Spanish City - AD
One of Whitley Bay’s most famous, iconic buildings is about to get a £23 million facelift. Spanish City, Whitley Bay was formerly one North Tyneside’s beloved seaside resorts, but has since fallen into disrepair. The redevelopment of the Grade-II listed building is planned as part of the council’s £36 million regeneration of the area. Designed in 1910, at its peak Spanish City brought thousands of visitors from all over the UK to Tyneside. The appeal was in its huge range of entertainment facilities, including winter pleasure gardens. It was officially closed in the 1990s, much to the disappointment of Whitley Bay residents. ADP architects are leading the regeneration, and initial designs strive to maintain the heritage of the building, while also incorporating modern techniques and materials to create a spaces that can be enjoyed all year round by Whitley Bay locals, and tourists alike. The historic features which made the building famous are to be reinstated on the promenade elevation. At the moment, this extends to include repairs to the loggias on the first floor. Originally these loggias were open corridors, exposed to the ever-changing weather conditions. As part of the new design, they will be enclosed by glass on all sides, so that the views can be enjoyed all-year round, whatever the weather. The cupolas that originally sat at the top of the towers, either side of the development, are to be rebuilt, meaning that those famous ‘dancing ladies’ - the copper female figures which finished the iconic image of the development, can be returned to their original position. To ensure the maximum space available for let can be offered, there are four extensions proposed at either end of the building. These extensions will be clad in copper. ADP director Chris Holmes said: “ADP is delighted to be involved in the plans to regenerate Spanish City. The building is such a familiar landmark and holds many happy memories for the people of Whitley Bay and the North East, so it’s a very exciting opportunity for us, to help bring this unique building back to its former glory.” North Tyneside Council officially accepted a Heritage Lottery Fund (HLF) grant for £3.5 million in May 2016, when they gave approval for the final scheme.

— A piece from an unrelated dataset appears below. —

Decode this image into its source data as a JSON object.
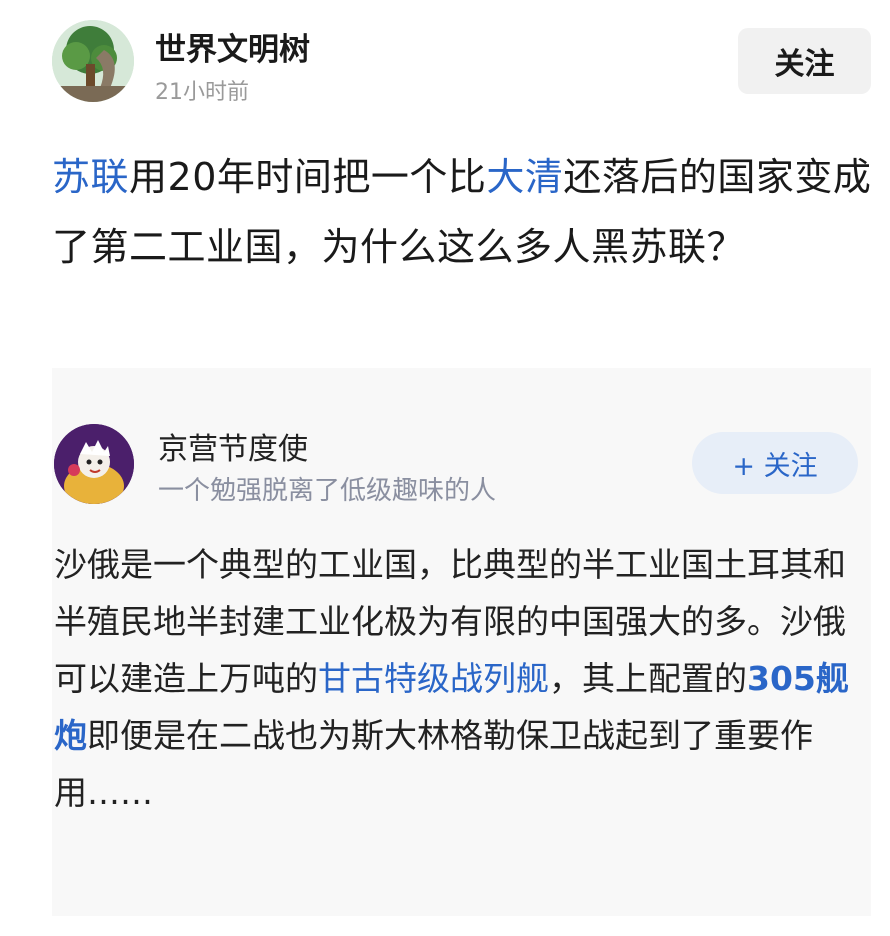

Work began on the project in September of 2016, and is expected to be finished by spring 2018.